Information about the Student Participant’s use of the wireless device and service, including, but not limited to, details of when he or she used data services or placed calls and to whom, is information of Digital Promise, as the customer of record for the device and service. Therefore, this information may be accessed by and shared with Digital Promise, and those parties to whom Digital Promise authorizes, including the Verizon Global Corporate Citizenship Organization (“VGCCO”).
The obvious reaction to all of this: Why would anybody criticize a company for giving free tablets and service to students who desperately need those resources? Which is why we need less obvious reactions and more people willing to see the big picture. And to react to the wedgie that these major brands are giving people with their right hands while they masturbate us southpaw.

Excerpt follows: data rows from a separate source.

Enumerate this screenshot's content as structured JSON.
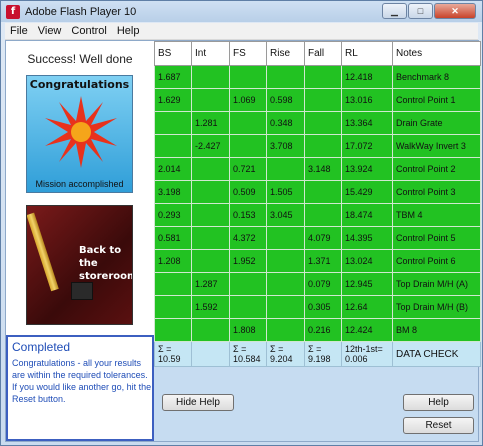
{
  "window": {
    "title": "Adobe Flash Player 10",
    "icon_letter": "f",
    "min_glyph": "▁",
    "max_glyph": "□",
    "close_glyph": "✕"
  },
  "menu": [
    {
      "label": "File"
    },
    {
      "label": "View"
    },
    {
      "label": "Control"
    },
    {
      "label": "Help"
    }
  ],
  "left": {
    "success_text": "Success! Well done",
    "congrats_title": "Congratulations",
    "congrats_sub": "Mission accomplished",
    "store_text": "Back to the storeroom!"
  },
  "help": {
    "title": "Completed",
    "body": "Congratulations - all your results are within the required tolerances. If you would like another go, hit the Reset button."
  },
  "table": {
    "headers": [
      "BS",
      "Int",
      "FS",
      "Rise",
      "Fall",
      "RL",
      "Notes"
    ],
    "rows": [
      [
        "1.687",
        "",
        "",
        "",
        "",
        "12.418",
        "Benchmark 8"
      ],
      [
        "1.629",
        "",
        "1.069",
        "0.598",
        "",
        "13.016",
        "Control Point 1"
      ],
      [
        "",
        "1.281",
        "",
        "0.348",
        "",
        "13.364",
        "Drain Grate"
      ],
      [
        "",
        "-2.427",
        "",
        "3.708",
        "",
        "17.072",
        "WalkWay Invert 3"
      ],
      [
        "2.014",
        "",
        "0.721",
        "",
        "3.148",
        "13.924",
        "Control Point 2"
      ],
      [
        "3.198",
        "",
        "0.509",
        "1.505",
        "",
        "15.429",
        "Control Point 3"
      ],
      [
        "0.293",
        "",
        "0.153",
        "3.045",
        "",
        "18.474",
        "TBM 4"
      ],
      [
        "0.581",
        "",
        "4.372",
        "",
        "4.079",
        "14.395",
        "Control Point 5"
      ],
      [
        "1.208",
        "",
        "1.952",
        "",
        "1.371",
        "13.024",
        "Control Point 6"
      ],
      [
        "",
        "1.287",
        "",
        "",
        "0.079",
        "12.945",
        "Top Drain M/H (A)"
      ],
      [
        "",
        "1.592",
        "",
        "",
        "0.305",
        "12.64",
        "Top Drain M/H (B)"
      ],
      [
        "",
        "",
        "1.808",
        "",
        "0.216",
        "12.424",
        "BM 8"
      ]
    ],
    "sum_row": [
      "Σ = 10.59",
      "",
      "Σ = 10.584",
      "Σ = 9.204",
      "Σ = 9.198",
      "12th-1st= 0.006",
      "DATA CHECK"
    ]
  },
  "buttons": {
    "hide_help": "Hide Help",
    "help": "Help",
    "reset": "Reset"
  }
}
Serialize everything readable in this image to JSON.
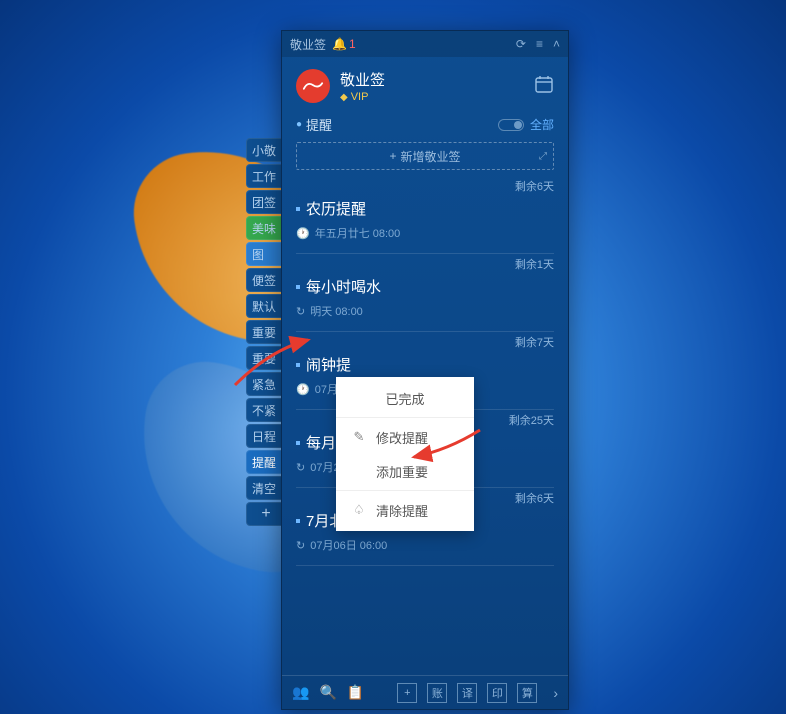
{
  "titlebar": {
    "app_label": "敬业签",
    "notification_count": "1"
  },
  "header": {
    "app_name": "敬业签",
    "vip_label": "VIP"
  },
  "filter": {
    "label": "提醒",
    "all_label": "全部"
  },
  "add_bar": {
    "label": "新增敬业签"
  },
  "side_tabs": [
    "小敬",
    "工作",
    "团签",
    "美味",
    "图",
    "便签",
    "默认",
    "重要",
    "重要",
    "紧急",
    "不紧",
    "日程",
    "提醒",
    "清空"
  ],
  "side_add": "+",
  "items": [
    {
      "remain": "剩余6天",
      "title": "农历提醒",
      "time_icon": "clock",
      "time": "年五月廿七 08:00"
    },
    {
      "remain": "剩余1天",
      "title": "每小时喝水",
      "time_icon": "repeat",
      "time": "明天 08:00"
    },
    {
      "remain": "剩余7天",
      "title": "闹钟提",
      "time_icon": "clock",
      "time": "07月06"
    },
    {
      "remain": "剩余25天",
      "title": "每月过",
      "time_icon": "repeat",
      "time": "07月25日"
    },
    {
      "remain": "剩余6天",
      "title": "7月北京周二限号2和7",
      "time_icon": "repeat",
      "time": "07月06日 06:00"
    }
  ],
  "context_menu": {
    "done": "已完成",
    "edit": "修改提醒",
    "important": "添加重要",
    "clear": "清除提醒"
  },
  "bottom": {
    "btn1": "+",
    "btn2": "账",
    "btn3": "译",
    "btn4": "印",
    "btn5": "算"
  }
}
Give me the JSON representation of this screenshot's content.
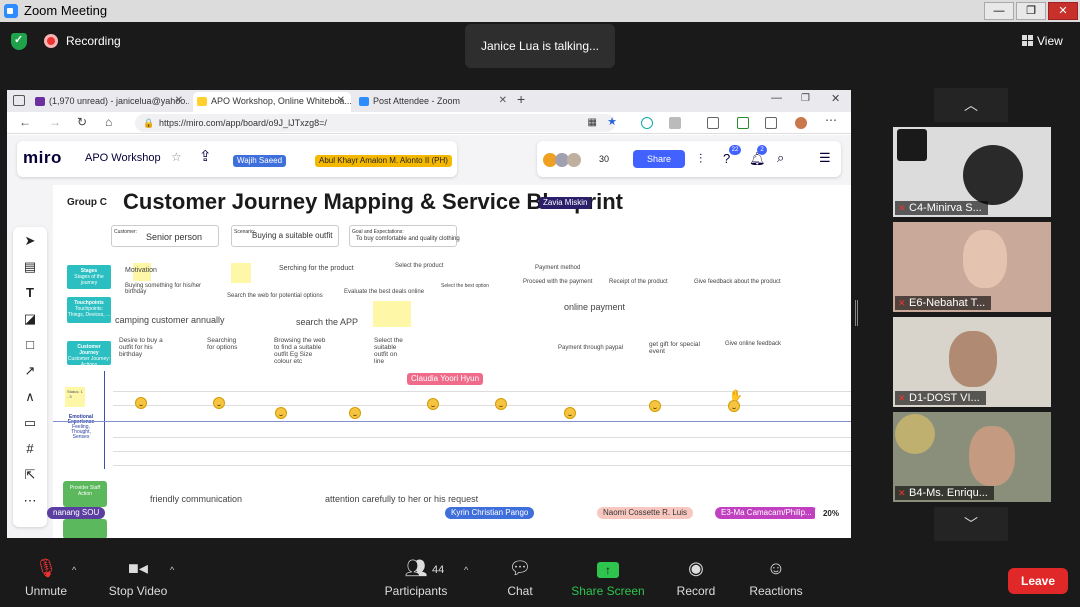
{
  "window": {
    "title": "Zoom Meeting"
  },
  "meeting": {
    "recording_label": "Recording",
    "talking_notice": "Janice Lua is talking...",
    "view_label": "View"
  },
  "browser": {
    "tabs": [
      {
        "label": "(1,970 unread) - janicelua@yahoo...",
        "icon_color": "#6b2fa0"
      },
      {
        "label": "APO Workshop, Online Whiteboa...",
        "icon_color": "#ffd02f"
      },
      {
        "label": "Post Attendee - Zoom",
        "icon_color": "#2d8cff"
      }
    ],
    "url": "https://miro.com/app/board/o9J_lJTxzg8=/"
  },
  "miro": {
    "logo": "miro",
    "board_name": "APO Workshop",
    "share_label": "Share",
    "participant_count": "30",
    "help_badge": "22",
    "notif_badge": "2",
    "zoom_level": "20%",
    "cursors": [
      {
        "name": "Wajih Saeed",
        "color": "#3f6fdb"
      },
      {
        "name": "Abul Khayr Amalon M. Alonto II (PH)",
        "color": "#f5b800"
      },
      {
        "name": "Zavia Miskin",
        "color": "#2a1f6b"
      },
      {
        "name": "Claudia Yoori Hyun",
        "color": "#f06a8a"
      }
    ],
    "bottom_cursors": [
      {
        "name": "nanang SOU",
        "color": "#5a3fa0"
      },
      {
        "name": "Kyrin Christian Pango",
        "color": "#3f6fdb"
      },
      {
        "name": "Naomi Cossette R. Luis",
        "color": "#f8c8c0"
      },
      {
        "name": "E3-Ma Camacam/Philip...",
        "color": "#c040c0"
      }
    ],
    "board": {
      "group": "Group C",
      "title": "Customer Journey Mapping & Service Blueprint",
      "customer_label": "Customer:",
      "customer": "Senior person",
      "scenario_label": "Scenario:",
      "scenario": "Buying a suitable outfit",
      "goal_label": "Goal and Expectations:",
      "goal": "To buy comfortable and quality clothing",
      "stages": [
        "Stages of the journey",
        "Touchpoints: Things, Devices, ...",
        "Customer Journey: Actions",
        "Status: 1 - 5"
      ],
      "stage_titles": [
        "Stages",
        "Touchpoints",
        "Customer Journey",
        "Status"
      ],
      "emotional_label": "Emotional Experience",
      "emotional_sub": "Feeling, Thought, Senses",
      "provider_label": "Provider Staff Action",
      "row1": [
        "Motivation",
        "Serching  for the product",
        "Select the product",
        "Payment method",
        "Buying something for his/her birthday",
        "Search the web for potential options",
        "Evaluate the best deals online",
        "Select the best option",
        "Proceed with the payment",
        "Receipt of the product",
        "Give feedback about the product"
      ],
      "row2": [
        "camping customer annually",
        "search the APP",
        "online payment"
      ],
      "row3": [
        "Desire to buy a outfit for his birthday",
        "Searching for options",
        "Browsing the web to find a suitable outfit Eg Size colour etc",
        "Select the suitable outfit on line",
        "Payment through paypal",
        "get gift for special event",
        "Give online feedback"
      ],
      "provider": [
        "friendly communication",
        "attention carefully to her or his request"
      ]
    }
  },
  "gallery": [
    {
      "name": "C4-Minirva S...",
      "bg": "#dcdcdc"
    },
    {
      "name": "E6-Nebahat T...",
      "bg": "#c9a99a"
    },
    {
      "name": "D1-DOST VI...",
      "bg": "#d8d4cc"
    },
    {
      "name": "B4-Ms. Enriqu...",
      "bg": "#8a8f7c"
    }
  ],
  "controls": {
    "unmute": "Unmute",
    "stop_video": "Stop Video",
    "participants": "Participants",
    "participants_count": "44",
    "chat": "Chat",
    "share_screen": "Share Screen",
    "record": "Record",
    "reactions": "Reactions",
    "leave": "Leave"
  }
}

As a society, we’ve long ago entered a zone in which the giants that regularly crush people for profit can also then masquerade as heroes. Still, it’s horrifying to see these kind of lopsided partnerships not only flourish but receive fanfare in Mass. There’s no apparent end to the parade for tax dodgers; just a few hours after the city announced the Verizon iPad initiative last weekend, media relations people sent out yet another head-scratcher: “GE Foundation Leader Provides Keynote Address on Future STEM Economy at BPS Fall Open House.”
By comparison, Cambridge supplies all of its students with Chromebooks; so while they also require the contractual right to track and monitor students, the data isn’t shared with any nonprofit or company. As for Brookline, or Milton… let’s just say that neither has one of the 25 schools, in addition to the three in Boston, where the Verizon Innovative Learning program is expanding to this year, and that their public officials are less quick to exchange valuable billboard space and access to impressionable young minds for some loaner iPads.
A Queens, NY native who came to New England in 2004 to earn his MA in journalism at Boston University, Chris Faraone is the editor and co-publisher of DigBoston and a co-founder of the Boston Institute for Nonprofit Journalism. He has published several books including 99 Nights with the 99 Percent, and has written liner notes for hip-hop gods including Cypress Hill, Pete Rock, Nas, and various members of the Wu-Tang Clan.